Zimbabwean Indigenization Minister Saviour Kasukuwere said Tuesday it is ‘regrettable” that his economic empowerment program has been seized upon by some political parties as an election issue, responding to criticism of the program by Prime Minister Morgan Tsvangirai saying it is a ZANU-PF scheme that is driving investors away.
Addressing reporters in Harare on Tuesday, Kasukuwere accused un-named political parties of politicizing the indigenization process ahead of expected 2012 elections.
Mr. Tsvangirai has lately come out more strongly in opposition to the indigenization drive, declaring at a rally Sunday in Marondera, capital of Mashonaland East province, that his Movement for Democratic Change formation "totally opposes" the initiative.
Kasukuwere, of the ZANU-PF party of President Robert Mugabe, expressed surprise at Mr. Tsvangirai's statements, saying the prime minister endorsed indigenization in Cabinet deliberations.
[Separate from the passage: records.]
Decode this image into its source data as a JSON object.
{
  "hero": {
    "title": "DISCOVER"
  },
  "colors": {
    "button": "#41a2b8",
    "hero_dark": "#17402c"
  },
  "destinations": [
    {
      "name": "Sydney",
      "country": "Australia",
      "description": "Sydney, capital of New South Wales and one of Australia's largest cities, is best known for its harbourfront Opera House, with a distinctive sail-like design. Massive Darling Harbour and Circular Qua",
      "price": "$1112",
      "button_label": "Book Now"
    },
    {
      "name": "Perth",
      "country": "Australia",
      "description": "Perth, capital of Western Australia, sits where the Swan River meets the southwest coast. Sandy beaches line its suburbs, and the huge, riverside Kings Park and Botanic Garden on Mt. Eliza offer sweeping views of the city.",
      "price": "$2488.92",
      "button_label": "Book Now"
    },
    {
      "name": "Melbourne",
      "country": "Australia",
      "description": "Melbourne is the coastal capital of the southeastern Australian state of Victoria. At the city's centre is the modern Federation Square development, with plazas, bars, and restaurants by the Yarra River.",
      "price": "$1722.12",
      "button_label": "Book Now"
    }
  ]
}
He suggested that Mr. Tsvangirai was in an electoral campaign mode when he made the comments in Marondera on the weekend.
Nonetheless, Kasukuwere acknowledged Mr. Tsvangirai's seniority and said he saw no reason not to attend an inter-ministerial meeting called by Mr. Tsvangirai later this month to examine the potential impact of indigenization on the economy.
Elsewhere, Kasukuwere encouraged unnamed banks that he said have not complied with economic empowerment regulations to make sure they obeyed the law. He warned that failure to do so would result in heavy penalties.
He said the government is also targeting certain banks because they are not making enough loans to farmers, which he said is hurting agricultural production.
Some banks have argued that the 99-year leases granted by the government to farmers under the land reform program do not provide sufficient loan collateral.
Political analyst Walter Nsununguli Mbongolwane told reporter Sithandekile Mhlanga that Prime Minister Tsvangirai should have anticipated that ZANU-PF would manipulate the indigenization program from which ordinary zimbabweans are unlikely to benefit.